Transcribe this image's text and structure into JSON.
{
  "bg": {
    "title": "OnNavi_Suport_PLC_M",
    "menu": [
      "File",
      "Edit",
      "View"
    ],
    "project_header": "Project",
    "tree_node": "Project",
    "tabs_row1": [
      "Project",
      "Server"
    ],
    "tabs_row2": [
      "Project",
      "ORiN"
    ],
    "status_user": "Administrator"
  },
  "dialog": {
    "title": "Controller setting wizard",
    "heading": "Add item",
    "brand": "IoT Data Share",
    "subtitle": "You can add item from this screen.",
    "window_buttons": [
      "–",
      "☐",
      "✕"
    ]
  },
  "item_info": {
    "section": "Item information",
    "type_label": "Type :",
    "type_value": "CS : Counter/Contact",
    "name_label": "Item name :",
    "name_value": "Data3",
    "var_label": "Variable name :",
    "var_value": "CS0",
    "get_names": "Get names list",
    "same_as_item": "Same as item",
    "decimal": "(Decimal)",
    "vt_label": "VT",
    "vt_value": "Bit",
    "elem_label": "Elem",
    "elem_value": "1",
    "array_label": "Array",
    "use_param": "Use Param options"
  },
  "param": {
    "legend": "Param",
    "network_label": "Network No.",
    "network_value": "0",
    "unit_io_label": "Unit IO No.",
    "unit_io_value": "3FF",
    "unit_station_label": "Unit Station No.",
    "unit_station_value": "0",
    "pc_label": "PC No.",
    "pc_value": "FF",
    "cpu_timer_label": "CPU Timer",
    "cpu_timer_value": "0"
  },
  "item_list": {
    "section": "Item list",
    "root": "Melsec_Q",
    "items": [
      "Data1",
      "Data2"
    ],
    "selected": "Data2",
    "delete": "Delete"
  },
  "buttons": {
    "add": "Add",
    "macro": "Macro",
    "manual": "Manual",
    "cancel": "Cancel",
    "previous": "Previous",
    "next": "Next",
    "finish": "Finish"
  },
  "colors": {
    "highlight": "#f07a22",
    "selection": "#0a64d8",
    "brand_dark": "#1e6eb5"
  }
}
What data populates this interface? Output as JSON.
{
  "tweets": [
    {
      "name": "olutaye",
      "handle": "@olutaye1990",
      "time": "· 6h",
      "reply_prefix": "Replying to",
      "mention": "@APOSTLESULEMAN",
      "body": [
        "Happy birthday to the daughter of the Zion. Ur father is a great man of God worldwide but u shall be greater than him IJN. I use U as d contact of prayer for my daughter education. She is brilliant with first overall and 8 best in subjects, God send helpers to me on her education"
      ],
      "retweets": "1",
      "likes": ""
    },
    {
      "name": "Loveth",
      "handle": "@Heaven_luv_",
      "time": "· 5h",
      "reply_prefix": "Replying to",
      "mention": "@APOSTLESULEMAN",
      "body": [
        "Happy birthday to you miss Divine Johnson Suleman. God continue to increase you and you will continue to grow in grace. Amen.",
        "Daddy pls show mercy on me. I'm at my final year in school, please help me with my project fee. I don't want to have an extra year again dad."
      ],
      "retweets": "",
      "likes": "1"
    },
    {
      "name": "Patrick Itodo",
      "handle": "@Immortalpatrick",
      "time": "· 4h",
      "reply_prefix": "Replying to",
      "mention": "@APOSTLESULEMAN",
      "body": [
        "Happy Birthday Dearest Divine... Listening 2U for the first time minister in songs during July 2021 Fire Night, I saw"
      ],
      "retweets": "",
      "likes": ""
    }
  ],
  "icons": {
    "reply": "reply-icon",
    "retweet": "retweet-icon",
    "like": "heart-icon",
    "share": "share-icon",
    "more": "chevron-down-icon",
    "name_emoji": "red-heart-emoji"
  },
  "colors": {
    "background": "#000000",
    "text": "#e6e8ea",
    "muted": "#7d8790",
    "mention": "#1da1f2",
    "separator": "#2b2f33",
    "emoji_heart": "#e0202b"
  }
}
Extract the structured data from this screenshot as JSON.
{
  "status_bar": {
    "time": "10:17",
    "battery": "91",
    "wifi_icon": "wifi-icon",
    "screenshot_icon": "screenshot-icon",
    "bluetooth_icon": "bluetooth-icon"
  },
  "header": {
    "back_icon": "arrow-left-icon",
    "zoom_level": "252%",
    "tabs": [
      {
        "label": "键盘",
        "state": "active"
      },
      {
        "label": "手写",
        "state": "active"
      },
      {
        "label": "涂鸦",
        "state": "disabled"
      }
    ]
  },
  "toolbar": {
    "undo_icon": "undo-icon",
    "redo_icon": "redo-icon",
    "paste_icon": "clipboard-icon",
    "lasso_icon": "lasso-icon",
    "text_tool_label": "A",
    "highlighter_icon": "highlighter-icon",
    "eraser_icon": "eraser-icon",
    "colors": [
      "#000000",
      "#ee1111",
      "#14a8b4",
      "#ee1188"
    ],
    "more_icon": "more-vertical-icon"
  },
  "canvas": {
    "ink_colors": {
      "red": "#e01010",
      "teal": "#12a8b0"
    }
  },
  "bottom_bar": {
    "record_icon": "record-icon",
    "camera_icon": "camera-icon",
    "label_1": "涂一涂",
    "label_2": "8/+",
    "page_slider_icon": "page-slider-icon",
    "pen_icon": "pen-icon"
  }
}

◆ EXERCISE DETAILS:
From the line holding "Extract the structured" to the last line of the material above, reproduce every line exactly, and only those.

◆ TASK SOLUTION:
Extract the structured data from this screenshot as JSON.
{
  "status_bar": {
    "time": "10:17",
    "battery": "91",
    "wifi_icon": "wifi-icon",
    "screenshot_icon": "screenshot-icon",
    "bluetooth_icon": "bluetooth-icon"
  },
  "header": {
    "back_icon": "arrow-left-icon",
    "zoom_level": "252%",
    "tabs": [
      {
        "label": "键盘",
        "state": "active"
      },
      {
        "label": "手写",
        "state": "active"
      },
      {
        "label": "涂鸦",
        "state": "disabled"
      }
    ]
  },
  "toolbar": {
    "undo_icon": "undo-icon",
    "redo_icon": "redo-icon",
    "paste_icon": "clipboard-icon",
    "lasso_icon": "lasso-icon",
    "text_tool_label": "A",
    "highlighter_icon": "highlighter-icon",
    "eraser_icon": "eraser-icon",
    "colors": [
      "#000000",
      "#ee1111",
      "#14a8b4",
      "#ee1188"
    ],
    "more_icon": "more-vertical-icon"
  },
  "canvas": {
    "ink_colors": {
      "red": "#e01010",
      "teal": "#12a8b0"
    }
  },
  "bottom_bar": {
    "record_icon": "record-icon",
    "camera_icon": "camera-icon",
    "label_1": "涂一涂",
    "label_2": "8/+",
    "page_slider_icon": "page-slider-icon",
    "pen_icon": "pen-icon"
  }
}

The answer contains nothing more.